Passionate Public Defender
During his first few years at Temple, Joshua Dean, CLA ’16, LAW ’20, had a packed schedule, but it wasn’t filled with clubs and hobbies. While in college, this first-generation Pakistani-American and Northeast Philly native was caring for a parent with cancer, confronting his own mental health struggles and holding down multiple jobs. But his unconventional journey to earning his juris doctor degree was well worth it.
An uphill battle
“I’d take my mom to chemo in the morning, go to classes and then work as a valet in Center City at night,” he remembers. “When you’re the oldest in an immigrant family, you’re expected to do a lot.”
Dean’s perseverance was fueled by the example set by his family. His dad took community college classes to earn a certificate in accounting and his mom continued to work even after she was diagnosed with cancer.
Tragically, she passed away during Dean’s junior year, but just weeks later he sat for his exams—and passed.
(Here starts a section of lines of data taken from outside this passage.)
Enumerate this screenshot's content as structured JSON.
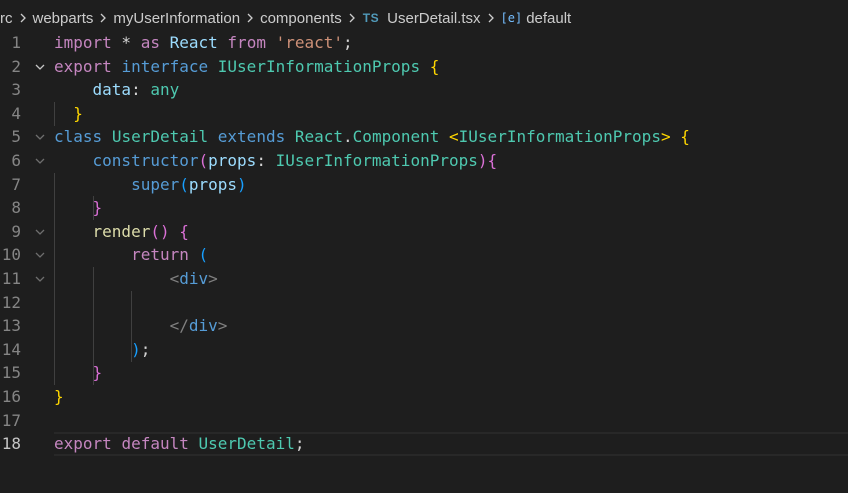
{
  "breadcrumb": {
    "items": [
      "rc",
      "webparts",
      "myUserInformation",
      "components"
    ],
    "file_icon": "TS",
    "file_name": "UserDetail.tsx",
    "symbol_icon": "[e]",
    "symbol_name": "default"
  },
  "line_numbers": [
    "1",
    "2",
    "3",
    "4",
    "5",
    "6",
    "7",
    "8",
    "9",
    "10",
    "11",
    "12",
    "13",
    "14",
    "15",
    "16",
    "17",
    "18"
  ],
  "code": {
    "l1": {
      "t1": "import",
      "t2": " * ",
      "t3": "as",
      "t4": " ",
      "t5": "React",
      "t6": " ",
      "t7": "from",
      "t8": " ",
      "t9": "'react'",
      "t10": ";"
    },
    "l2": {
      "t1": "export",
      "t2": " ",
      "t3": "interface",
      "t4": " ",
      "t5": "IUserInformationProps",
      "t6": " ",
      "t7": "{"
    },
    "l3": {
      "t1": "    ",
      "t2": "data",
      "t3": ": ",
      "t4": "any"
    },
    "l4": {
      "t1": "  ",
      "t2": "}"
    },
    "l5": {
      "t1": "class",
      "t2": " ",
      "t3": "UserDetail",
      "t4": " ",
      "t5": "extends",
      "t6": " ",
      "t7": "React",
      "t8": ".",
      "t9": "Component",
      "t10": " ",
      "t11": "<",
      "t12": "IUserInformationProps",
      "t13": ">",
      "t14": " ",
      "t15": "{"
    },
    "l6": {
      "t1": "    ",
      "t2": "constructor",
      "t3": "(",
      "t4": "props",
      "t5": ": ",
      "t6": "IUserInformationProps",
      "t7": ")",
      "t8": "{"
    },
    "l7": {
      "t1": "        ",
      "t2": "super",
      "t3": "(",
      "t4": "props",
      "t5": ")"
    },
    "l8": {
      "t1": "    ",
      "t2": "}"
    },
    "l9": {
      "t1": "    ",
      "t2": "render",
      "t3": "()",
      "t4": " ",
      "t5": "{"
    },
    "l10": {
      "t1": "        ",
      "t2": "return",
      "t3": " ",
      "t4": "("
    },
    "l11": {
      "t1": "            ",
      "t2": "<",
      "t3": "div",
      "t4": ">"
    },
    "l12": {
      "t1": ""
    },
    "l13": {
      "t1": "            ",
      "t2": "</",
      "t3": "div",
      "t4": ">"
    },
    "l14": {
      "t1": "        ",
      "t2": ")",
      "t3": ";"
    },
    "l15": {
      "t1": "    ",
      "t2": "}"
    },
    "l16": {
      "t1": "}"
    },
    "l17": {
      "t1": ""
    },
    "l18": {
      "t1": "export",
      "t2": " ",
      "t3": "default",
      "t4": " ",
      "t5": "UserDetail",
      "t6": ";"
    }
  },
  "colors": {
    "background": "#1e1e1e",
    "keyword": "#569cd6",
    "control": "#c586c0",
    "type": "#4ec9b0",
    "string": "#ce9178",
    "variable": "#9cdcfe",
    "function": "#dcdcaa",
    "bracket_1": "#ffd700",
    "bracket_2": "#da70d6",
    "bracket_3": "#179fff"
  },
  "icons": {
    "breadcrumb_separator": "chevron-right-icon",
    "fold": "chevron-down-icon",
    "file": "typescript-file-icon",
    "symbol": "variable-symbol-icon"
  }
}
Despite everything, Dean still managed to graduate in four years.
“I know a lot of people who don’t go to college, so for me, graduating was a big deal,” he says. “If you push yourself, you’ll be surprised how many things you can do.”
Letter of the law
Something else that surprised Dean was his acceptance into Temple Law, an institution he’d long admired.
But during his first year, his grades faltered. Dean also began to confront mental health struggles that he’d struggled with for years. He leaned on Temple’s Tuttleman Counseling Services, which he says changed his life, and credits Jennifer Bretschneider, assistant dean of students at the law school, for helping him right the ship.
“She took the time to meet one-on-one, and connected me with people and resources that made me a better student,” he said.
With this guidance, by Dean’s last semester in law school he’d secured internships with the Philadelphia District Attorney’s Office and the Montgomery County Public Defender, and pulled his GPA up enough to make the Dean’s List.
Compassion in the court
Dean says that his experiences at Tuttleman illuminated his innate gift for empathy. He brings that sensibility, along with the desire to understand different perspectives, to his burgeoning legal career. He’s currently studying for the bar exam and works for the ACLU of Pennsylvania as a recipient of Temple’s Postgraduate Public Interest Fellowship.
His research there focuses on criminal and poverty law, and he hopes to become a criminal defense lawyer to fight for equal rights for people navigating America’s legal system.
“I want to make sure people get the best defense they deserve,” Dean said. “Regardless of income, everyone deserves to have their constitutional rights upheld in court.”